== Exercise directions ==
Wherever a line in the records below contains "structured", copy that line.

=== Excerpted records ===

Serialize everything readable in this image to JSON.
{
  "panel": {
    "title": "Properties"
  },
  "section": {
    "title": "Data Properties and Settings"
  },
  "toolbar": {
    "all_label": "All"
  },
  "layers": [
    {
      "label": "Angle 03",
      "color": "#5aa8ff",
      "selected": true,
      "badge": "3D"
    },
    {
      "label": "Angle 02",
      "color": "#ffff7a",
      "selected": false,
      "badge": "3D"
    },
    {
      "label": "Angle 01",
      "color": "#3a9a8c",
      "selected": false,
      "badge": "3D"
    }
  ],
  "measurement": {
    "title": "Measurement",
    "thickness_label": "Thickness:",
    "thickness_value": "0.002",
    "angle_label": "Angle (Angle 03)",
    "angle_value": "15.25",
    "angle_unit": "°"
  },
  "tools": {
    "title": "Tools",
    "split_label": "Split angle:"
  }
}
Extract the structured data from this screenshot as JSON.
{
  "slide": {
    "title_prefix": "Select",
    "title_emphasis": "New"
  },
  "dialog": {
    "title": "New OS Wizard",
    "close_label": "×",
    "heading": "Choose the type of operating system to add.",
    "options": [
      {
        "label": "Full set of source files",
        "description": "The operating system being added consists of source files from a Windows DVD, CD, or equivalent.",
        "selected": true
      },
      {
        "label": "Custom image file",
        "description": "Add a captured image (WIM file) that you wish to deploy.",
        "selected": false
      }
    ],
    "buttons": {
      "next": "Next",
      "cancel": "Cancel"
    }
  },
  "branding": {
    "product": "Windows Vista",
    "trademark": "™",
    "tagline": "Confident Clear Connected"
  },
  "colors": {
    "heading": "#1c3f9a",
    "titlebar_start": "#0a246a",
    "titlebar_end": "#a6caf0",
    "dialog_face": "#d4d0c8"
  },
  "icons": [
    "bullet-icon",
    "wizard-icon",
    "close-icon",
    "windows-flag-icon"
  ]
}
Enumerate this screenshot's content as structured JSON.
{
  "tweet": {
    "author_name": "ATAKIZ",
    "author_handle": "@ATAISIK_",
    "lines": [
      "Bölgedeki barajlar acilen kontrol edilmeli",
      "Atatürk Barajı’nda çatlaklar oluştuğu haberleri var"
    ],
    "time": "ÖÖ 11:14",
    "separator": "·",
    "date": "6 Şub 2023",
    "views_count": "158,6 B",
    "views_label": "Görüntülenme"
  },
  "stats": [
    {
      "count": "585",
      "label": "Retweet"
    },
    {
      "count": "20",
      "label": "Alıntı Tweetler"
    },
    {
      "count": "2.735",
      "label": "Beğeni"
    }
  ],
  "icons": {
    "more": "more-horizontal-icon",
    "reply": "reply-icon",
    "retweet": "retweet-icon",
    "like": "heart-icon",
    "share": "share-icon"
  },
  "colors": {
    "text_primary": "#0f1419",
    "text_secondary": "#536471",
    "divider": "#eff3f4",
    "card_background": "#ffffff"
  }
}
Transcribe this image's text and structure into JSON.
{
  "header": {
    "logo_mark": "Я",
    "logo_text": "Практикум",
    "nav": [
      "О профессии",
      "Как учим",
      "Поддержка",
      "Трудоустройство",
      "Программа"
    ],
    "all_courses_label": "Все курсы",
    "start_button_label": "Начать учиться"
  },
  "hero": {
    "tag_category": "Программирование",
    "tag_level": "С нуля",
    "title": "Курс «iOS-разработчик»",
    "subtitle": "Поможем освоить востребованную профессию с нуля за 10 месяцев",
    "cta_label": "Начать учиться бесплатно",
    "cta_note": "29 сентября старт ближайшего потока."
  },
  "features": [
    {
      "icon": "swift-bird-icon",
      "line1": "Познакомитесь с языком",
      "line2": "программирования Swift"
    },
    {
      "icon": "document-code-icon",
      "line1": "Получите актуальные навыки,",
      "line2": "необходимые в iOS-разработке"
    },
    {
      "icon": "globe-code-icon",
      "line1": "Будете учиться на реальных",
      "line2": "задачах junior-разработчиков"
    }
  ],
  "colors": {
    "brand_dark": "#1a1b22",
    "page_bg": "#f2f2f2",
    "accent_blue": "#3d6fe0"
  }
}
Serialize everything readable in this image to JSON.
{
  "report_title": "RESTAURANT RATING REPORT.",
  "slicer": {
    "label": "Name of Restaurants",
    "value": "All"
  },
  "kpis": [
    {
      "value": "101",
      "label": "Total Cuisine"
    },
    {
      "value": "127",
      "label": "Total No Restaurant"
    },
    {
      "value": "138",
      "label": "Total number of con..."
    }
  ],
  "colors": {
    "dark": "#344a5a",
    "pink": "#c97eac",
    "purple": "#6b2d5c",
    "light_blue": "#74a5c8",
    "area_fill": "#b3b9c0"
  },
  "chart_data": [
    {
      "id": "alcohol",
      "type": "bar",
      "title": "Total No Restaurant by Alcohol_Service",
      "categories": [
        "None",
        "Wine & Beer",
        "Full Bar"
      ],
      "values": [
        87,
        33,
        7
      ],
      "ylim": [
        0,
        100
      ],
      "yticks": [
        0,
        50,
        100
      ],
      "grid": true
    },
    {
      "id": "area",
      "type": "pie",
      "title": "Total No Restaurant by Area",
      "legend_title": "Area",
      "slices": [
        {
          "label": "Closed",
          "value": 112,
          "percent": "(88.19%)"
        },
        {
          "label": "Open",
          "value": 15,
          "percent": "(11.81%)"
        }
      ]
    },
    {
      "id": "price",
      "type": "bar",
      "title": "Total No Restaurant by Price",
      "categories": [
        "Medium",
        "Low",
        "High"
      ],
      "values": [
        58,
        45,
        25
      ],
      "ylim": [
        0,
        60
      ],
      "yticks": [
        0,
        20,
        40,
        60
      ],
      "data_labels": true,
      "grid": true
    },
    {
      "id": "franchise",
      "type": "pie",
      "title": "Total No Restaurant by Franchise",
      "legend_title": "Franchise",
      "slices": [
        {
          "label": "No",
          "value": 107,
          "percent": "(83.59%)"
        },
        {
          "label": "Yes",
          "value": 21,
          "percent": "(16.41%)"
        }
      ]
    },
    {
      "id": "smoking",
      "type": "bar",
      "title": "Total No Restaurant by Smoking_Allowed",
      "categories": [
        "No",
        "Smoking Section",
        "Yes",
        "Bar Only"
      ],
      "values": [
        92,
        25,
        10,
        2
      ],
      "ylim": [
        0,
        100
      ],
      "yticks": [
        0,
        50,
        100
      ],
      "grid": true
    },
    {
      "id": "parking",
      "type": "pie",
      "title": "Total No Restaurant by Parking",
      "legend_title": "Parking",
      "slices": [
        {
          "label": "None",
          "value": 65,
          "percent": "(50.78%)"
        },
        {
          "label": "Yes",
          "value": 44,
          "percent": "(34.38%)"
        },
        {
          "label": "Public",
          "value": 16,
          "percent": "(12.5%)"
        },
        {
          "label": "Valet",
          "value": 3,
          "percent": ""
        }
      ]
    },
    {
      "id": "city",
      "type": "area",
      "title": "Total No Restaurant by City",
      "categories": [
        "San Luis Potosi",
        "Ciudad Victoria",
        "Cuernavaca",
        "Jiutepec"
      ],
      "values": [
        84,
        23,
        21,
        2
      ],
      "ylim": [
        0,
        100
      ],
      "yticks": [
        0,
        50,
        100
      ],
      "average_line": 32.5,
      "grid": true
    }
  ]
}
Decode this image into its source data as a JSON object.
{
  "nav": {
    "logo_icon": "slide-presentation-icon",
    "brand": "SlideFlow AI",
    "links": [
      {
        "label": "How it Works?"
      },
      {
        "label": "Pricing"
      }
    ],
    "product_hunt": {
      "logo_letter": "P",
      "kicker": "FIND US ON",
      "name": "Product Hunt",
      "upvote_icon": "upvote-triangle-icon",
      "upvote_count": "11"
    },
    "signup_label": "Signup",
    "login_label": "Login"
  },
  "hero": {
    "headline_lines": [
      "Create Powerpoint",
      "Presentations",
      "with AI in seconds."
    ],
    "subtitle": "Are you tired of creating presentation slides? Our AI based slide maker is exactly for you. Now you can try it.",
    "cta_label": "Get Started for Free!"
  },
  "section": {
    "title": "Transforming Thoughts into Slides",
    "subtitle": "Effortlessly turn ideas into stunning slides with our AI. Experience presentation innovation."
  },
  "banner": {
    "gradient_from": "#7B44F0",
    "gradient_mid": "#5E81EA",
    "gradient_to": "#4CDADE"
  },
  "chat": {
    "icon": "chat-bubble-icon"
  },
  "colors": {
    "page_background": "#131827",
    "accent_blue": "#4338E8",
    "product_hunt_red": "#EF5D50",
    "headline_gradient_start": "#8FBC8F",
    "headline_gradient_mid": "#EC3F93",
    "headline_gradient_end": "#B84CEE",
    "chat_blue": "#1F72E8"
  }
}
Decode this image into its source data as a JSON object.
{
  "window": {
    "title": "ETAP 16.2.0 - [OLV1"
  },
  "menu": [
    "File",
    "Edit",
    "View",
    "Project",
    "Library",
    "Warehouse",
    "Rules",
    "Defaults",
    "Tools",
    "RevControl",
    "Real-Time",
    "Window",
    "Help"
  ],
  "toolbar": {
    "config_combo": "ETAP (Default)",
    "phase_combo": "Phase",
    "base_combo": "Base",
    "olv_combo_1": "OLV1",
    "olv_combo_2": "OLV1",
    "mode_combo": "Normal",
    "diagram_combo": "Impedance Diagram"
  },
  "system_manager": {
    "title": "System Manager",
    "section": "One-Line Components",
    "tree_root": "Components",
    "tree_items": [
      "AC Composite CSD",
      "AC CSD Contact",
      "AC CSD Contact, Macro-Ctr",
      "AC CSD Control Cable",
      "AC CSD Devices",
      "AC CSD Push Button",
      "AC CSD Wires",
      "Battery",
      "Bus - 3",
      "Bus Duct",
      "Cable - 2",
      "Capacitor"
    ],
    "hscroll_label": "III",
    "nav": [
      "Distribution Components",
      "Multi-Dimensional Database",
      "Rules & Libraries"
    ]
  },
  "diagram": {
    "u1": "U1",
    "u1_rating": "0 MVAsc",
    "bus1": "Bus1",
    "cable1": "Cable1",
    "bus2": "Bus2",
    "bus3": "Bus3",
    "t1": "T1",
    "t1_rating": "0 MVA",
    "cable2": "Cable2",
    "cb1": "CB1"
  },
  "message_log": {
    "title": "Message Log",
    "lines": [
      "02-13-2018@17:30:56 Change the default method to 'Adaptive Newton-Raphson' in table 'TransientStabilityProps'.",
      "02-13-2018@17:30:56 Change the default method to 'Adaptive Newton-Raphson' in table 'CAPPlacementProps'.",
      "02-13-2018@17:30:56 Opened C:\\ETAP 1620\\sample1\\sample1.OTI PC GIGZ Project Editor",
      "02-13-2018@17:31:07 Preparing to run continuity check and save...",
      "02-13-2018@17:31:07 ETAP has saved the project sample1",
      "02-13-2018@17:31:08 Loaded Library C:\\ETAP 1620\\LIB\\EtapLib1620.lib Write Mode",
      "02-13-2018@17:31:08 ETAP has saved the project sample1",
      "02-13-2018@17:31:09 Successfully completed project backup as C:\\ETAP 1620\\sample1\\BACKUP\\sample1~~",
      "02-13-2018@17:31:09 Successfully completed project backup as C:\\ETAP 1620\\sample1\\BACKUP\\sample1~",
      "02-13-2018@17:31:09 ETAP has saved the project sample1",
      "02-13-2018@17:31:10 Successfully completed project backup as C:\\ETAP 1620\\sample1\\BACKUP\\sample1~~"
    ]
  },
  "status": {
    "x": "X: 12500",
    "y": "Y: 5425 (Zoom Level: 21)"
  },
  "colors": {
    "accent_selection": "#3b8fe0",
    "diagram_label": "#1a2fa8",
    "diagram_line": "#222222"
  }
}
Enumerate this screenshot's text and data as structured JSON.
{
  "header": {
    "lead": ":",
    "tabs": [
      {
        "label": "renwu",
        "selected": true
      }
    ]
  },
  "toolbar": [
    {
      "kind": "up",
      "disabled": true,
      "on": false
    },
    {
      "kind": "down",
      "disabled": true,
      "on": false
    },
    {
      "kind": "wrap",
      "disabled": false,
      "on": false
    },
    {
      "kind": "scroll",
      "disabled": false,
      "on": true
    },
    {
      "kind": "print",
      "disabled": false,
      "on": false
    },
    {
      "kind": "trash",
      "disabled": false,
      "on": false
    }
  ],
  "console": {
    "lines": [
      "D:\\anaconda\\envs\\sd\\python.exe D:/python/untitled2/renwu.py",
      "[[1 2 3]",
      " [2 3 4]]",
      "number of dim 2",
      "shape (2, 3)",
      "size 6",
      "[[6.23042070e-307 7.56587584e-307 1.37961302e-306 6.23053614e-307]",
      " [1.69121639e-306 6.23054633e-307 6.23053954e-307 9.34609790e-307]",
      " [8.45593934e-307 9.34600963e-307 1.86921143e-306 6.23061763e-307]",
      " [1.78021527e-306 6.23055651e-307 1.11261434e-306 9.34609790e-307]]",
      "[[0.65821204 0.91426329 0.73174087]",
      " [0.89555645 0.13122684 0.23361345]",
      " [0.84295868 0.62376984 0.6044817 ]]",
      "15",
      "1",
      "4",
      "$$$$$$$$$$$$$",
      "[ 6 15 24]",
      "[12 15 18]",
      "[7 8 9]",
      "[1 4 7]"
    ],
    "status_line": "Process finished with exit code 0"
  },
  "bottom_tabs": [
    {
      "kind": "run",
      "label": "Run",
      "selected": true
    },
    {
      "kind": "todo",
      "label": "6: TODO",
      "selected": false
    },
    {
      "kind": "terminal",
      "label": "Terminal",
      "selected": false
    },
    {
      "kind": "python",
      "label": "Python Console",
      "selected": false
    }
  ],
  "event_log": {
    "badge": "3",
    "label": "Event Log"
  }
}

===

== Output of the task ==
Extract the structured data from this screenshot as JSON.
Enumerate this screenshot's content as structured JSON.
Enumerate this screenshot's text and data as structured JSON.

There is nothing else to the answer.